* RECORDS FOR PROCESSING:
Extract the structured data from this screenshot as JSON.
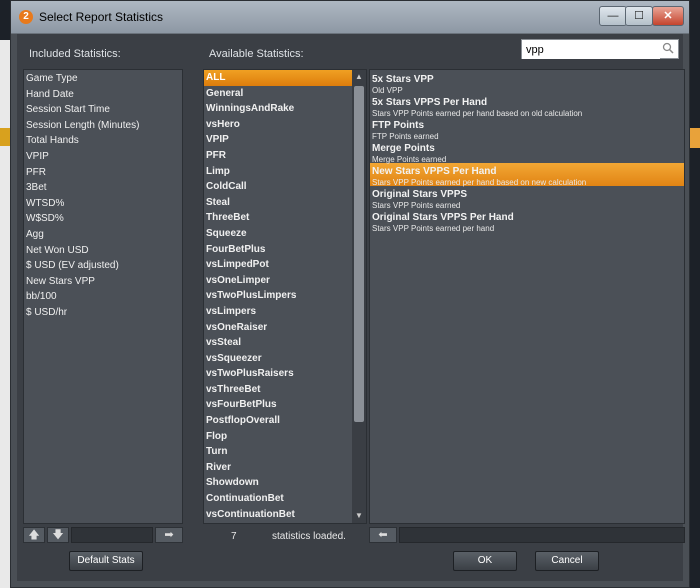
{
  "window": {
    "title": "Select Report Statistics",
    "app_icon_glyph": "2",
    "controls": {
      "minimize": "—",
      "maximize": "☐",
      "close": "✕"
    }
  },
  "labels": {
    "included": "Included Statistics:",
    "available": "Available Statistics:"
  },
  "search": {
    "value": "vpp",
    "placeholder": ""
  },
  "included": [
    "Game Type",
    "Hand Date",
    "Session Start Time",
    "Session Length (Minutes)",
    "Total Hands",
    "VPIP",
    "PFR",
    "3Bet",
    "WTSD%",
    "W$SD%",
    "Agg",
    "Net Won USD",
    "$ USD (EV adjusted)",
    "New Stars VPP",
    "bb/100",
    "$ USD/hr"
  ],
  "available": [
    "ALL",
    "General",
    "WinningsAndRake",
    "vsHero",
    "VPIP",
    "PFR",
    "Limp",
    "ColdCall",
    "Steal",
    "ThreeBet",
    "Squeeze",
    "FourBetPlus",
    "vsLimpedPot",
    "vsOneLimper",
    "vsTwoPlusLimpers",
    "vsLimpers",
    "vsOneRaiser",
    "vsSteal",
    "vsSqueezer",
    "vsTwoPlusRaisers",
    "vsThreeBet",
    "vsFourBetPlus",
    "PostflopOverall",
    "Flop",
    "Turn",
    "River",
    "Showdown",
    "ContinuationBet",
    "vsContinuationBet"
  ],
  "available_selected": "ALL",
  "results": [
    {
      "title": "5x Stars VPP",
      "desc": "Old VPP"
    },
    {
      "title": "5x Stars VPPS Per Hand",
      "desc": "Stars VPP Points earned per hand based on old calculation"
    },
    {
      "title": "FTP Points",
      "desc": "FTP Points earned"
    },
    {
      "title": "Merge Points",
      "desc": "Merge Points earned"
    },
    {
      "title": "New Stars VPPS Per Hand",
      "desc": "Stars VPP Points earned per hand based on new calculation"
    },
    {
      "title": "Original Stars VPPS",
      "desc": "Stars VPP Points earned"
    },
    {
      "title": "Original Stars VPPS Per Hand",
      "desc": "Stars VPP Points earned per hand"
    }
  ],
  "results_selected": "New Stars VPPS Per Hand",
  "status": {
    "count": "7",
    "text": "statistics loaded."
  },
  "buttons": {
    "default_stats": "Default Stats",
    "ok": "OK",
    "cancel": "Cancel"
  },
  "icons": {
    "move_up": "🡅",
    "move_down": "🡇",
    "move_right": "➡",
    "move_left": "⬅",
    "scroll_up": "▲",
    "scroll_down": "▼"
  },
  "colors": {
    "accent": "#e88a12",
    "panel": "#4b5057",
    "window": "#3b3f45"
  }
}
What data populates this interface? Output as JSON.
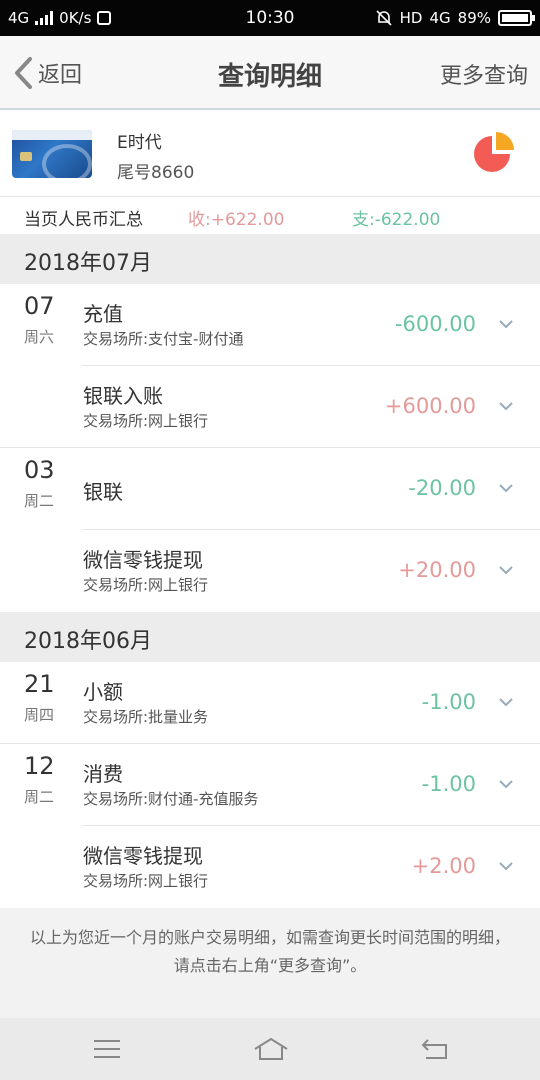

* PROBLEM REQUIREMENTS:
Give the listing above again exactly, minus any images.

* EXPECTED ANSWER:
Extract the structured data from this screenshot as JSON.
{
  "window": {
    "title": "Select Report Statistics",
    "app_icon_glyph": "2",
    "controls": {
      "minimize": "—",
      "maximize": "☐",
      "close": "✕"
    }
  },
  "labels": {
    "included": "Included Statistics:",
    "available": "Available Statistics:"
  },
  "search": {
    "value": "vpp",
    "placeholder": ""
  },
  "included": [
    "Game Type",
    "Hand Date",
    "Session Start Time",
    "Session Length (Minutes)",
    "Total Hands",
    "VPIP",
    "PFR",
    "3Bet",
    "WTSD%",
    "W$SD%",
    "Agg",
    "Net Won USD",
    "$ USD (EV adjusted)",
    "New Stars VPP",
    "bb/100",
    "$ USD/hr"
  ],
  "available": [
    "ALL",
    "General",
    "WinningsAndRake",
    "vsHero",
    "VPIP",
    "PFR",
    "Limp",
    "ColdCall",
    "Steal",
    "ThreeBet",
    "Squeeze",
    "FourBetPlus",
    "vsLimpedPot",
    "vsOneLimper",
    "vsTwoPlusLimpers",
    "vsLimpers",
    "vsOneRaiser",
    "vsSteal",
    "vsSqueezer",
    "vsTwoPlusRaisers",
    "vsThreeBet",
    "vsFourBetPlus",
    "PostflopOverall",
    "Flop",
    "Turn",
    "River",
    "Showdown",
    "ContinuationBet",
    "vsContinuationBet"
  ],
  "available_selected": "ALL",
  "results": [
    {
      "title": "5x Stars VPP",
      "desc": "Old VPP"
    },
    {
      "title": "5x Stars VPPS Per Hand",
      "desc": "Stars VPP Points earned per hand based on old calculation"
    },
    {
      "title": "FTP Points",
      "desc": "FTP Points earned"
    },
    {
      "title": "Merge Points",
      "desc": "Merge Points earned"
    },
    {
      "title": "New Stars VPPS Per Hand",
      "desc": "Stars VPP Points earned per hand based on new calculation"
    },
    {
      "title": "Original Stars VPPS",
      "desc": "Stars VPP Points earned"
    },
    {
      "title": "Original Stars VPPS Per Hand",
      "desc": "Stars VPP Points earned per hand"
    }
  ],
  "results_selected": "New Stars VPPS Per Hand",
  "status": {
    "count": "7",
    "text": "statistics loaded."
  },
  "buttons": {
    "default_stats": "Default Stats",
    "ok": "OK",
    "cancel": "Cancel"
  },
  "icons": {
    "move_up": "🡅",
    "move_down": "🡇",
    "move_right": "➡",
    "move_left": "⬅",
    "scroll_up": "▲",
    "scroll_down": "▼"
  },
  "colors": {
    "accent": "#e88a12",
    "panel": "#4b5057",
    "window": "#3b3f45"
  }
}
What data populates this interface? Output as JSON.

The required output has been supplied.